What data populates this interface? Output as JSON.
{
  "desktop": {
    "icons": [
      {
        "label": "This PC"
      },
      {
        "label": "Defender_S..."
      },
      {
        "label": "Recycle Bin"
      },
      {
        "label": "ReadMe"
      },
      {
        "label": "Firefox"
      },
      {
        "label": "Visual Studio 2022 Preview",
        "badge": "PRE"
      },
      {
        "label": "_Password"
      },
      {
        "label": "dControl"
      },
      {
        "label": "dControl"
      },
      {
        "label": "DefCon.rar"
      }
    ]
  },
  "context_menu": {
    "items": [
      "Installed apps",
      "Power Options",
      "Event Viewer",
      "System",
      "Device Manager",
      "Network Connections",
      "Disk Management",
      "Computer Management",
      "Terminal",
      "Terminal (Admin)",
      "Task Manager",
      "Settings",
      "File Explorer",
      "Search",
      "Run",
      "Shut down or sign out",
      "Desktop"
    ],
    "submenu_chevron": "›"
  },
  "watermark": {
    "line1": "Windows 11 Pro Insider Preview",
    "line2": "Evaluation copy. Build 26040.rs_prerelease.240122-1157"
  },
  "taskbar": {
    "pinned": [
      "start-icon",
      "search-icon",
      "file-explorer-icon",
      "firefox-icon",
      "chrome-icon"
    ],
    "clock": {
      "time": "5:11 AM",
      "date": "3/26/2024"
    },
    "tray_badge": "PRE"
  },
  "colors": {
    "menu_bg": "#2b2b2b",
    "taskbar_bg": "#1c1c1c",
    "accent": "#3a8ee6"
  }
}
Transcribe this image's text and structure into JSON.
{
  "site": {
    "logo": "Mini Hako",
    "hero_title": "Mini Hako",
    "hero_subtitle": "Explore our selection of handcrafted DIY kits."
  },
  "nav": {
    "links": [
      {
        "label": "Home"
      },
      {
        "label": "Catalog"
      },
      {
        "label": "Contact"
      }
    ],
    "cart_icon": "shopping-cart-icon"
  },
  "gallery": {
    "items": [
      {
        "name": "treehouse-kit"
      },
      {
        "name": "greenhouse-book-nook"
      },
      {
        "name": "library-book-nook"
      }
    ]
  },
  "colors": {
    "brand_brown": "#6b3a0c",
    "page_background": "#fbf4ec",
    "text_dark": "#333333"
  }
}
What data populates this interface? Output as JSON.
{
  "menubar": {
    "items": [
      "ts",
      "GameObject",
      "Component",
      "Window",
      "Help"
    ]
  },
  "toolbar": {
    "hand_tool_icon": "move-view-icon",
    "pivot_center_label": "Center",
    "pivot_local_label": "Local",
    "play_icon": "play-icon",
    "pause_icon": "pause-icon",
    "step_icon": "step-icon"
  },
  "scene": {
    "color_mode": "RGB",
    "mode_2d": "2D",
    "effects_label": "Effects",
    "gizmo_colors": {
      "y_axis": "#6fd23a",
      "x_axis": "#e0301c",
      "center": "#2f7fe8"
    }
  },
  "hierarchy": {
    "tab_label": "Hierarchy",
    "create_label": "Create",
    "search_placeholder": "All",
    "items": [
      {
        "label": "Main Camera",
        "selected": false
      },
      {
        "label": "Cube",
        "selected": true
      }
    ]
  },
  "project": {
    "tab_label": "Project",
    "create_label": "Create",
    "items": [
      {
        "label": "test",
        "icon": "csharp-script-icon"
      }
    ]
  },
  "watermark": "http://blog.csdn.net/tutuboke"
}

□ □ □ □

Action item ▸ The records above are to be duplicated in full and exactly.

Problem solution ▸
What data populates this interface? Output as JSON.
{
  "desktop": {
    "icons": [
      {
        "label": "This PC"
      },
      {
        "label": "Defender_S..."
      },
      {
        "label": "Recycle Bin"
      },
      {
        "label": "ReadMe"
      },
      {
        "label": "Firefox"
      },
      {
        "label": "Visual Studio 2022 Preview",
        "badge": "PRE"
      },
      {
        "label": "_Password"
      },
      {
        "label": "dControl"
      },
      {
        "label": "dControl"
      },
      {
        "label": "DefCon.rar"
      }
    ]
  },
  "context_menu": {
    "items": [
      "Installed apps",
      "Power Options",
      "Event Viewer",
      "System",
      "Device Manager",
      "Network Connections",
      "Disk Management",
      "Computer Management",
      "Terminal",
      "Terminal (Admin)",
      "Task Manager",
      "Settings",
      "File Explorer",
      "Search",
      "Run",
      "Shut down or sign out",
      "Desktop"
    ],
    "submenu_chevron": "›"
  },
  "watermark": {
    "line1": "Windows 11 Pro Insider Preview",
    "line2": "Evaluation copy. Build 26040.rs_prerelease.240122-1157"
  },
  "taskbar": {
    "pinned": [
      "start-icon",
      "search-icon",
      "file-explorer-icon",
      "firefox-icon",
      "chrome-icon"
    ],
    "clock": {
      "time": "5:11 AM",
      "date": "3/26/2024"
    },
    "tray_badge": "PRE"
  },
  "colors": {
    "menu_bg": "#2b2b2b",
    "taskbar_bg": "#1c1c1c",
    "accent": "#3a8ee6"
  }
}
Transcribe this image's text and structure into JSON.
{
  "site": {
    "logo": "Mini Hako",
    "hero_title": "Mini Hako",
    "hero_subtitle": "Explore our selection of handcrafted DIY kits."
  },
  "nav": {
    "links": [
      {
        "label": "Home"
      },
      {
        "label": "Catalog"
      },
      {
        "label": "Contact"
      }
    ],
    "cart_icon": "shopping-cart-icon"
  },
  "gallery": {
    "items": [
      {
        "name": "treehouse-kit"
      },
      {
        "name": "greenhouse-book-nook"
      },
      {
        "name": "library-book-nook"
      }
    ]
  },
  "colors": {
    "brand_brown": "#6b3a0c",
    "page_background": "#fbf4ec",
    "text_dark": "#333333"
  }
}
What data populates this interface? Output as JSON.
{
  "menubar": {
    "items": [
      "ts",
      "GameObject",
      "Component",
      "Window",
      "Help"
    ]
  },
  "toolbar": {
    "hand_tool_icon": "move-view-icon",
    "pivot_center_label": "Center",
    "pivot_local_label": "Local",
    "play_icon": "play-icon",
    "pause_icon": "pause-icon",
    "step_icon": "step-icon"
  },
  "scene": {
    "color_mode": "RGB",
    "mode_2d": "2D",
    "effects_label": "Effects",
    "gizmo_colors": {
      "y_axis": "#6fd23a",
      "x_axis": "#e0301c",
      "center": "#2f7fe8"
    }
  },
  "hierarchy": {
    "tab_label": "Hierarchy",
    "create_label": "Create",
    "search_placeholder": "All",
    "items": [
      {
        "label": "Main Camera",
        "selected": false
      },
      {
        "label": "Cube",
        "selected": true
      }
    ]
  },
  "project": {
    "tab_label": "Project",
    "create_label": "Create",
    "items": [
      {
        "label": "test",
        "icon": "csharp-script-icon"
      }
    ]
  },
  "watermark": "http://blog.csdn.net/tutuboke"
}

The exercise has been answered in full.